Yet another attempt at injecting prayer into public schools has been challenged, this time in the U.S. city of Baltimore. Perhaps more unsettling than this is the fact that the president of the city principals’ union has defended the prayer services, lamenting the fact that public school prayers have been banned in the United States since the 1960s.
The prayers services in question have been held for two years at northeast Baltimore’s Tench Tilghman Elementary and Middle School in preparation for the standardized Maryland School Assessments. In response to requests by local parents, the school has been distributing among staff fliers which promote prayer and cite Christian Bible verses. Staff were then asked to circulate them among the school’s four hundred students. The principals’ union president, Jimmy Gittings, has defended the school’s principal, Jael Yon, who has been facilitating the flier distribution.
Some of the arguments Gittings has given are just plain deceptive, reflecting a desperate attempt to paint secularists and laicists in a bad light. Trying to turn the tables on school prayer opponents, he has criticized the 1960s Supreme Court rulings banning public school prayers as unconstitutional:
The only individuals I hold accountable for these injustices for Ms. Yon are the narrow-minded politicians from some 50 years ago, for removing prayer from our schools. Once prayer was removed from our schools, the respect for our teachers and administrators has been increasingly out of control.
It is ironic that Gittings should call the judges who ruled against public school prayer “narrow-minded”. The whole point of those rulings was to prevent the government from endorsing one particular religious perspective over all others. Clearly, then, they were showing the importance of neutrality and open-mindedness; the only thing they were narrow-minded towards was religious bigotry. It is the supporters of state-sponsored public school prayer who are promoting a single perspective—one based on the Christian faith tradition. They are not defending or promoting all religious perspectives. Such exclusivist theology hardly reflects open-mindedness.
In addition to this unfair ascription of narrow-mindedness, Gittings makes an unsupported claim associating lack of public school prayer with increased unruliness among pupils. When a person makes a claim that A causes B, they must be able to provide evidence showing how A causes B. It is not sufficient simply to say that there is a causal relationship between the two variables. Gittings suggests that student unruliness is caused by a lack of public school prayer, yet he fails to provide any reasoning or evidence to support such a fantastic claim. There could be myriad other socioeconomic factors contributing to student unruliness—it is neither necessary nor sufficient to attribute their rebelliousness to prayerlessness.

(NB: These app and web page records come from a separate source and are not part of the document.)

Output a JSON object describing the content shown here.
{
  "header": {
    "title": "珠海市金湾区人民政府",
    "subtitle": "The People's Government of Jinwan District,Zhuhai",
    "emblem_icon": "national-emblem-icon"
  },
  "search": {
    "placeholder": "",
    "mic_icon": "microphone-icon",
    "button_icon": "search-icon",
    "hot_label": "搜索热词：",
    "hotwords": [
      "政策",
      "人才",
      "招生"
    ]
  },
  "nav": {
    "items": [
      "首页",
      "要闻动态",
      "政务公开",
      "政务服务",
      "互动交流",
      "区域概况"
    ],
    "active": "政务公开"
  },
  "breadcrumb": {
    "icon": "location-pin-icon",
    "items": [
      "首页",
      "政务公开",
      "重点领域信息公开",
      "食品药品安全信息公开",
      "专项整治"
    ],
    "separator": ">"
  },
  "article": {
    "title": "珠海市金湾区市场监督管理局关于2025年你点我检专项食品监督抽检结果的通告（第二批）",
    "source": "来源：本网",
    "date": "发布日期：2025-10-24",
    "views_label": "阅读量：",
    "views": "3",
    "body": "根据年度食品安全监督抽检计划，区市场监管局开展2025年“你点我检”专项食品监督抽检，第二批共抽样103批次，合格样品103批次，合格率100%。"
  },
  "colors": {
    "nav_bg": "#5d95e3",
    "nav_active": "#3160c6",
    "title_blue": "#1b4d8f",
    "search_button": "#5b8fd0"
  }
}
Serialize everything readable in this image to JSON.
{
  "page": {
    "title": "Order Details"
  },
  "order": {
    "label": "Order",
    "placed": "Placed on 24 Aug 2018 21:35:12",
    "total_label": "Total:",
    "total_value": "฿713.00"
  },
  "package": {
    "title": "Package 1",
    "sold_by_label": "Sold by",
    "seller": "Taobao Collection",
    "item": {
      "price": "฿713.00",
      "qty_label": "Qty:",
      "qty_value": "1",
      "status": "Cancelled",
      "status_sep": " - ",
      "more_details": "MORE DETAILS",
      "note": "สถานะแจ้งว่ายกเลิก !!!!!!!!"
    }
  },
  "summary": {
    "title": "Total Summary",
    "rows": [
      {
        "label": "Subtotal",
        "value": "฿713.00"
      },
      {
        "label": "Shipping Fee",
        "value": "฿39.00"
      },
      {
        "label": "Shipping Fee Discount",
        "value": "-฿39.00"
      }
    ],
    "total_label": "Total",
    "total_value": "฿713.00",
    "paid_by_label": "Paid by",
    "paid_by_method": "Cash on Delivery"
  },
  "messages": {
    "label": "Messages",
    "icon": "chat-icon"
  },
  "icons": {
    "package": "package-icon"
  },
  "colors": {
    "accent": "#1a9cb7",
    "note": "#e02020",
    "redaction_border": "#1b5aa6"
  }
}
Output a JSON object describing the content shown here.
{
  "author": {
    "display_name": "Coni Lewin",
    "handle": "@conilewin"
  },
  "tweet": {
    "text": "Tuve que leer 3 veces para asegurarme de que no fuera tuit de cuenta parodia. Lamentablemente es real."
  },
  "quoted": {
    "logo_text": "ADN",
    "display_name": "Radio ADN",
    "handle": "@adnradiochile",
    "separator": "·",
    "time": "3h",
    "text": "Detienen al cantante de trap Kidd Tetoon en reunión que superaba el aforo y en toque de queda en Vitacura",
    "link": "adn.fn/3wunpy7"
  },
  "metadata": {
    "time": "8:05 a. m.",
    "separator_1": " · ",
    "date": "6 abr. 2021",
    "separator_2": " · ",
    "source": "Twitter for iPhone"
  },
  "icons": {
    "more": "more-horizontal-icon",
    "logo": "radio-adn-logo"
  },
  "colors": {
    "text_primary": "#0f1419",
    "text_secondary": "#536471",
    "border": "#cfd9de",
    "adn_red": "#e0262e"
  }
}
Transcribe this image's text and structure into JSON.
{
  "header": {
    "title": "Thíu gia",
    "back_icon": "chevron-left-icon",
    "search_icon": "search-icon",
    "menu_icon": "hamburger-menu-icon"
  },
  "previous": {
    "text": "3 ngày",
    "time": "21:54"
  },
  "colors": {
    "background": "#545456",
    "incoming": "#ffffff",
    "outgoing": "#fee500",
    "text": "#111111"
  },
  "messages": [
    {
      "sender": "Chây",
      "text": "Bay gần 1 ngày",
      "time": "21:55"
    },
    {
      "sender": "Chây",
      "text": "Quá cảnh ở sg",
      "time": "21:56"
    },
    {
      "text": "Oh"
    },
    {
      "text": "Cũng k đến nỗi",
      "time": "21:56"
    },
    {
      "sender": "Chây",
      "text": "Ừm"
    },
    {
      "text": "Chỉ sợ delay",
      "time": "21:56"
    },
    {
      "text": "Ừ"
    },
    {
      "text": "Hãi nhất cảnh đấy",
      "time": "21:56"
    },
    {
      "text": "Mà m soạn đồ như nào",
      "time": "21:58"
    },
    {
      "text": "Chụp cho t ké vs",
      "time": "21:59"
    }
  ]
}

Gittings’s attempt at defending Yon turns rather desperate. Referring to Yon’s conduct, he states she “was doing what she thought was right”. That may be so, but it still does not mean that what she did was right. Good intentions do not equate with good actions. As if grasping for straws, he then dismisses the whole question surrounding the constitutionality of state-sponsored public school prayer as if it is of no consequence. According to Erica L. Green of The Baltimore Sun, he “said he was aware that it wasn’t constitutional, but he still believed in the message”. Unfortunately, belief proves nothing, no matter how passionately one stresses their attachment to it, and, unfortunately, the “message” of which Gittings speaks has conflicted with constitutional law on a regular basis for decades. Stressing “belief” in some nebulous “message”—despite the fact that courts have ruled it unconstitutional for decades now—is not a very persuasive argument, unless you’re a sucker for queasy sentiment.
This pious doublespeak is also being preached by parents. Glenda Shepperson, whose child currently attends the school, argues that prayer should be allowed if it instills a sense of calm in students: “We really want to embrace our kids, and let them know that we need to pray together and stay together to make them successful. If this is what makes our children serene and peaceful, and in a healthy environment, then so be it.” But this is misleading. Religion is not necessary in order to instill a sense of peace—it is possible to instill a sense of peace in a secular fashion. Therefore the religious element is extraneous. (Besides, even if it were necessary, whose religion would it be?) Indeed, promoting a particular religion might only create tension among students, who come from differing faith traditions and world religions. How does that help children? (Shepperson’s argument also sounds like that used to excuse the posting of the Ten Commandments on public school buildings. It instills virtue in students, supporters say—but if such virtues are universal, as they appear to be, there is obviously no need to place them within a particular religious context.)
Now that the Christian prayer services being held at Tench Tilghman have been brought to public attention, advocacy groups such as the American Civil Liberties Union will have the opportunity to challenge them in court. If the Establishment Clause of the First Amendment to the United States Constitution can be interpreted by judges to mean that the state shall not endorse any religion (as it has been for decades now), one can wager the current practice at Tilghman will be abolished, and we will be able to nurture greater equanimity in our children without unnecessarily turning it into a religious thing.